I used to have a reoccurring dream, where I was always trying to find my way to my mother's house.  The details would be different, but the general idea was always the same.  Just as the tiny house was always there, ever present.  As I got older, the friends who would accompany me on my voyage would change, but still I charged on.
Once it was a male friend and instead of the gently winding driveway, the house had been dropped in the desert and instead of trees, there were horrific, giant snakes – Cobras, to be exact.  We fought the off, but I didn't make it to the house.  I never did.  
Another time, the house was in the ocean, sitting on a tiny, house-shaped island, and I in a boat.
This series of dreams plagued me off and on for several years.  What I was looking for, I don't know.  And since they bother me no more, I can only assume that I found it, or it gave up on me.

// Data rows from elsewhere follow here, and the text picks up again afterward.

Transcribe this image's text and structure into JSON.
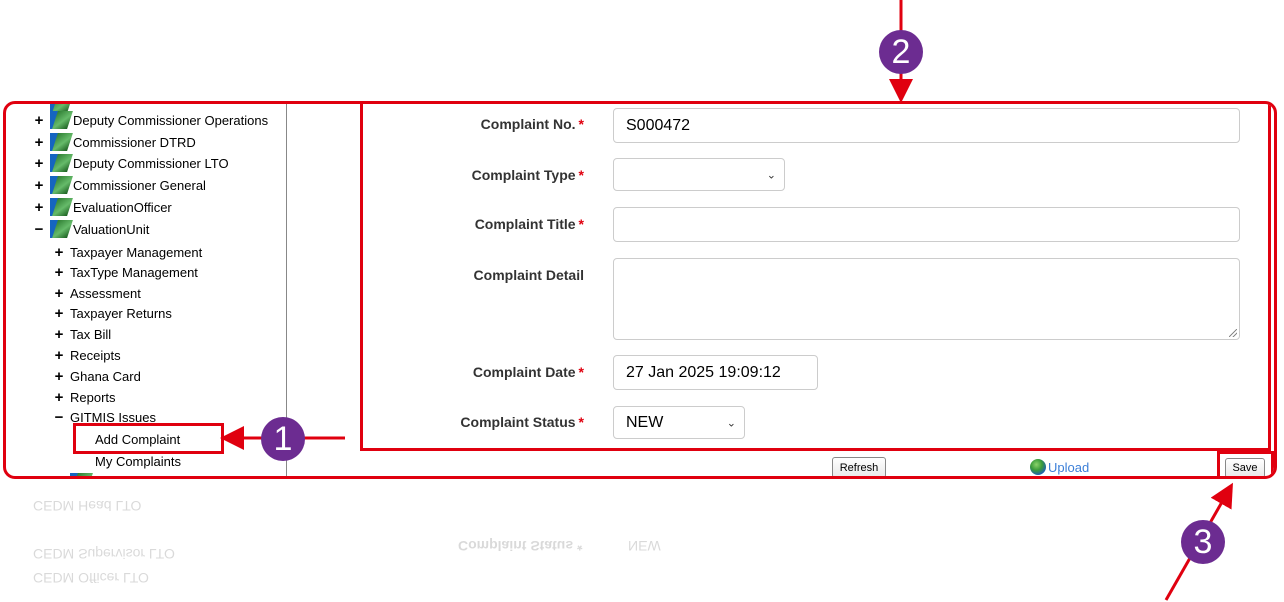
{
  "tree": {
    "top_partial": "...",
    "items": [
      {
        "toggle": "+",
        "label": "Deputy Commissioner Operations"
      },
      {
        "toggle": "+",
        "label": "Commissioner DTRD"
      },
      {
        "toggle": "+",
        "label": "Deputy Commissioner LTO"
      },
      {
        "toggle": "+",
        "label": "Commissioner General"
      },
      {
        "toggle": "+",
        "label": "EvaluationOfficer"
      },
      {
        "toggle": "−",
        "label": "ValuationUnit"
      }
    ],
    "sub_items": [
      {
        "toggle": "+",
        "label": "Taxpayer Management"
      },
      {
        "toggle": "+",
        "label": "TaxType Management"
      },
      {
        "toggle": "+",
        "label": "Assessment"
      },
      {
        "toggle": "+",
        "label": "Taxpayer Returns"
      },
      {
        "toggle": "+",
        "label": "Tax Bill"
      },
      {
        "toggle": "+",
        "label": "Receipts"
      },
      {
        "toggle": "+",
        "label": "Ghana Card"
      },
      {
        "toggle": "+",
        "label": "Reports"
      },
      {
        "toggle": "−",
        "label": "GITMIS Issues"
      }
    ],
    "leaf_items": [
      "Add Complaint",
      "My Complaints"
    ]
  },
  "form": {
    "complaint_no": {
      "label": "Complaint No.",
      "required": "*",
      "value": "S000472"
    },
    "complaint_type": {
      "label": "Complaint Type",
      "required": "*",
      "value": ""
    },
    "complaint_title": {
      "label": "Complaint Title",
      "required": "*",
      "value": ""
    },
    "complaint_detail": {
      "label": "Complaint Detail",
      "value": ""
    },
    "complaint_date": {
      "label": "Complaint Date",
      "required": "*",
      "value": "27 Jan 2025 19:09:12"
    },
    "complaint_status": {
      "label": "Complaint Status",
      "required": "*",
      "value": "NEW"
    }
  },
  "actions": {
    "refresh": "Refresh",
    "upload": "Upload",
    "save": "Save"
  },
  "callouts": {
    "one": "1",
    "two": "2",
    "three": "3"
  },
  "reflection": {
    "items": [
      "CEDM Head LTO",
      "CEDM Supervisor LTO",
      "CEDM Officer LTO"
    ],
    "status_label": "Complaint Status *",
    "status_value": "NEW"
  },
  "colors": {
    "highlight": "#e0000f",
    "badge": "#6c2c91",
    "upload_link": "#3c7fd8"
  }
}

When I was younger, my bus dropped me off at the head of our neighborhood, and we walked the rest of the way; down a long straight stretch, a left turn and up and over a hill.  At the base of the hill was our driveway.  My sisters were old enough to go to school when we moved into that house, so I know they were there with me everyday, but I still feel as though I made that journey alone more often than not.
I remember once wearing a particularly fluffy, layered skirt, and as I walked, tried to tuck the bottom layer under so that I was wearing a single layer MUCH shorter skirt.  I succeeded, although I am sure I ended up with a rather lumpy waistline as well as creating a very interesting show for anyone who looked out their window.
During my life, several of those trips stand out in my mind.  The one where I found my pet rabbit, tortured by a neighbor's dog, at the crest of the hill.  I ran the rest of the way, knowing in my heart of hearts that there were no wild albino bunnies in our neighborhood.  
Then there was the time when we were walking TO the bus, and my youngest sister lagged behind.  In an effort to 'teach her a lesson,' we went on without her.  Mind you, she was twelve, but also slightly handicapped.  The bus came, and she had not yet made it.  I went back, promising that I would arrive with my sister at the end of the road by the time the bus had circled around and gotten back.  
I walked back, retracing my steps.  No sister.  I made it all the way to the house without running into her.  It was locked and she was nowhere to be found.  My keys were on the bus.  I ran to a neighbor's house.  They had not seen her.  I called my grandparents who lived up the street.  They had not seen her either.  
At this point, the bus had long since driven by my intended pick-up spot.  As a last-ditch, we called the school.  They had seen her walk by earlier, she was there.  I demanded they go get her.  She answered the phone just as sweetly and excited as ever and informed me that she walked to a house where some other kids lived and rode to school with them.  
It's amazing what can happen during your life when you are simply getting from point A to point B, without even realizing it.

No comments:

Post a Comment